There is a lot of competition in the senior housing world, much more than when I started. We’ve been around since 1907, and we feel that we provide the best services. There are some beautiful new builds that catch somebody’s eye. We want to stay relevant. We’re doing a lot of updating—Hechtman just redid all of their apartments, and now their dining room is being redone. Fleischman just started redoing all of the apartments. We’re listening. We know people want larger spaces. The next generation of wants is what we’re trying to meet.

“We have to continue”

We have a liaison from the NEXTGen board on our board. Because when you don’t know it, or you’ve never lived it or seen it, or maybe your grandparents are only in their 60s, it’s a whole new world to learn. And so, one of our goals, as we move forward, is to make sure we’re educating and bringing in the next generation of younger adults.

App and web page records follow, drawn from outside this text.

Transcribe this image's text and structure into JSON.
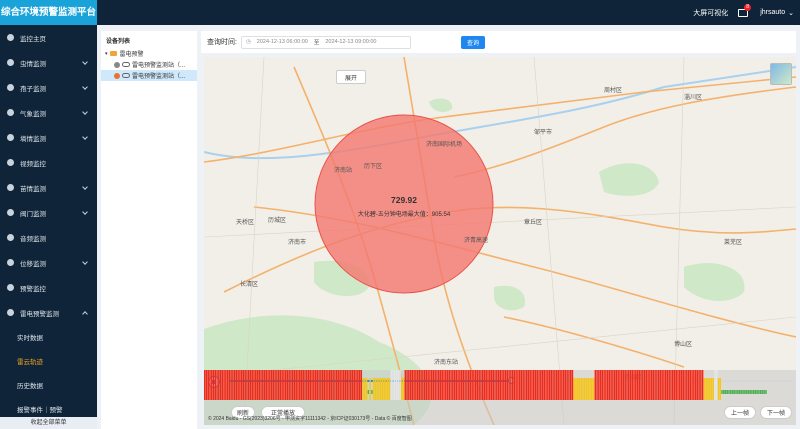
{
  "header": {
    "title": "综合环境预警监测平台",
    "big_screen": "大屏可视化",
    "notification_count": "8",
    "username": "jhrsauto"
  },
  "sidebar": {
    "items": [
      {
        "label": "监控主页",
        "expandable": false
      },
      {
        "label": "虫情监测",
        "expandable": true
      },
      {
        "label": "孢子监测",
        "expandable": true
      },
      {
        "label": "气象监测",
        "expandable": true
      },
      {
        "label": "墒情监测",
        "expandable": true
      },
      {
        "label": "视频监控",
        "expandable": false
      },
      {
        "label": "苗情监测",
        "expandable": true
      },
      {
        "label": "阀门监测",
        "expandable": true
      },
      {
        "label": "音频监测",
        "expandable": false
      },
      {
        "label": "位移监测",
        "expandable": true
      },
      {
        "label": "预警监控",
        "expandable": false
      },
      {
        "label": "雷电预警监测",
        "expandable": true,
        "expanded": true
      }
    ],
    "subitems": [
      {
        "label": "实时数据",
        "active": false
      },
      {
        "label": "雷云轨迹",
        "active": true
      },
      {
        "label": "历史数据",
        "active": false
      },
      {
        "label": "报警事件｜预警",
        "active": false
      }
    ],
    "footer": "收起全部菜单"
  },
  "tree": {
    "title": "设备列表",
    "root": "雷电预警",
    "children": [
      {
        "label": "雷电预警监测站（...",
        "dot": "#888888",
        "selected": false
      },
      {
        "label": "雷电预警监测站（...",
        "dot": "#e8742c",
        "selected": true
      }
    ]
  },
  "query": {
    "label": "查询时间:",
    "start": "2024-12-13 06:00:00",
    "separator": "至",
    "end": "2024-12-13 09:00:00",
    "button": "查询"
  },
  "map": {
    "collapse_button": "展开",
    "strike_value": "729.92",
    "strike_desc": "大化碧-五分钟电场最大值：905.54",
    "place_labels": [
      {
        "name": "济南市"
      },
      {
        "name": "历城区"
      },
      {
        "name": "历下区"
      },
      {
        "name": "天桥区"
      },
      {
        "name": "济南国际机场"
      },
      {
        "name": "章丘区"
      },
      {
        "name": "邹平市"
      },
      {
        "name": "周村区"
      },
      {
        "name": "淄川区"
      },
      {
        "name": "博山区"
      },
      {
        "name": "莱芜区"
      },
      {
        "name": "长清区"
      },
      {
        "name": "泰山区"
      },
      {
        "name": "济南站"
      },
      {
        "name": "济南东站"
      },
      {
        "name": "济青高速"
      }
    ],
    "attribution": "© 2024 Baidu - GS(2023)3206号 - 甲测资字11111342 - 京ICP证030173号 - Data © 百度智图",
    "colors": {
      "strike_fill": "#f37a72",
      "strike_stroke": "#e8534a",
      "bar_red": "#f02a1a",
      "bar_yellow": "#f5c518",
      "bar_green": "#4caf50",
      "bar_white": "#e6e6e6"
    }
  },
  "timeline": {
    "progress": 0.5,
    "prev_label": "上一帧",
    "next_label": "下一帧",
    "refresh_label": "刷新",
    "replay_label": "正常播放",
    "levels": [
      "r",
      "r",
      "r",
      "r",
      "r",
      "r",
      "r",
      "r",
      "r",
      "r",
      "r",
      "r",
      "r",
      "r",
      "r",
      "r",
      "r",
      "r",
      "r",
      "r",
      "r",
      "r",
      "r",
      "r",
      "r",
      "r",
      "r",
      "r",
      "r",
      "r",
      "r",
      "r",
      "r",
      "r",
      "r",
      "r",
      "r",
      "r",
      "r",
      "r",
      "r",
      "r",
      "r",
      "r",
      "r",
      "r",
      "r",
      "r",
      "r",
      "r",
      "r",
      "r",
      "r",
      "r",
      "r",
      "r",
      "r",
      "r",
      "r",
      "r",
      "r",
      "r",
      "r",
      "r",
      "r",
      "r",
      "r",
      "r",
      "r",
      "r",
      "r",
      "r",
      "r",
      "r",
      "r",
      "r",
      "r",
      "r",
      "r",
      "r",
      "r",
      "r",
      "r",
      "r",
      "r",
      "r",
      "r",
      "r",
      "r",
      "r",
      "y",
      "y",
      "y",
      "g",
      "y",
      "g",
      "y",
      "y",
      "y",
      "y",
      "y",
      "y",
      "y",
      "y",
      "y",
      "y",
      "w",
      "w",
      "w",
      "w",
      "w",
      "w",
      "y",
      "y",
      "r",
      "r",
      "r",
      "r",
      "r",
      "r",
      "r",
      "r",
      "r",
      "r",
      "r",
      "r",
      "r",
      "r",
      "r",
      "r",
      "r",
      "r",
      "r",
      "r",
      "r",
      "r",
      "r",
      "r",
      "r",
      "r",
      "r",
      "r",
      "r",
      "r",
      "r",
      "r",
      "r",
      "r",
      "r",
      "r",
      "r",
      "r",
      "r",
      "r",
      "r",
      "r",
      "r",
      "r",
      "r",
      "r",
      "r",
      "r",
      "r",
      "r",
      "r",
      "r",
      "r",
      "r",
      "r",
      "r",
      "r",
      "r",
      "r",
      "r",
      "r",
      "r",
      "r",
      "r",
      "r",
      "r",
      "r",
      "r",
      "r",
      "r",
      "r",
      "r",
      "r",
      "r",
      "r",
      "r",
      "r",
      "r",
      "r",
      "r",
      "r",
      "r",
      "r",
      "r",
      "r",
      "r",
      "r",
      "r",
      "r",
      "r",
      "r",
      "r",
      "r",
      "r",
      "r",
      "r",
      "y",
      "y",
      "y",
      "y",
      "y",
      "y",
      "y",
      "y",
      "y",
      "y",
      "y",
      "y",
      "r",
      "r",
      "r",
      "r",
      "r",
      "r",
      "r",
      "r",
      "r",
      "r",
      "r",
      "r",
      "r",
      "r",
      "r",
      "r",
      "r",
      "r",
      "r",
      "r",
      "r",
      "r",
      "r",
      "r",
      "r",
      "r",
      "r",
      "r",
      "r",
      "r",
      "r",
      "r",
      "r",
      "r",
      "r",
      "r",
      "r",
      "r",
      "r",
      "r",
      "r",
      "r",
      "r",
      "r",
      "r",
      "r",
      "r",
      "r",
      "r",
      "r",
      "r",
      "r",
      "r",
      "r",
      "r",
      "r",
      "r",
      "r",
      "r",
      "r",
      "r",
      "r",
      "y",
      "y",
      "y",
      "y",
      "y",
      "y",
      "w",
      "w",
      "y",
      "y",
      "g",
      "g",
      "g",
      "g",
      "g",
      "g",
      "g",
      "g",
      "g",
      "g",
      "g",
      "g",
      "g",
      "g",
      "g",
      "g",
      "g",
      "g",
      "g",
      "g",
      "g",
      "g",
      "g",
      "g",
      "g",
      "g"
    ]
  }
}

Because, as I was saying, if you’re lucky, you’re going to get old. Everyone’s going to do it one way or another. 

Our residents generally love intergenerational programming. We have the Frankel [Jewish Academy] kids, we have the Hillel kids. We work with the special needs department at the JCC—they have camps for kids up to 26–and they actually have an apartment here at The Meer where they teach life skills.

“This is my community”

It’s definitely changing. But there’s still a really nice, large community. My mom is a volunteer here, and she was chatting with some ladies one day, and they realized they all went to the same high school. So one of them went to their apartment, got their yearbook, and they found each other—70 years later.

This is my community. I’ve grown up here. I’ve heard the stories from my family. And then I learned them from our residents here. It’s really special to connect with people. And we have a lot of people that move out of town during retirement, and then they move back to Detroit because this is where they have family. A lot of them have been gone for 20 to 30 years, but they come back, and it’s just like the old days—they see their friend they used to go roller skating with or to the deli for a milkshake with. Many generations of Detroiters live with us, and we get to learn the history of our community through them.

“Nothing is too small to celebrate”

My husband is also a lifelong Detroiter, and we have a 14-year-old son. We love baseball and we love dogs. We love being with family. To me, there’s nothing too small to celebrate. I love to have people over to celebrate birthdays and holidays and anything. I do drive my husband a little crazy with all the get-togethers, but they’re not fancy. It’s about being together, having a meal, sitting and laughing—enjoying each other’s company. 

I think that does come from my work, because you hear people say, “Oh, life is so short,” but I see it every day.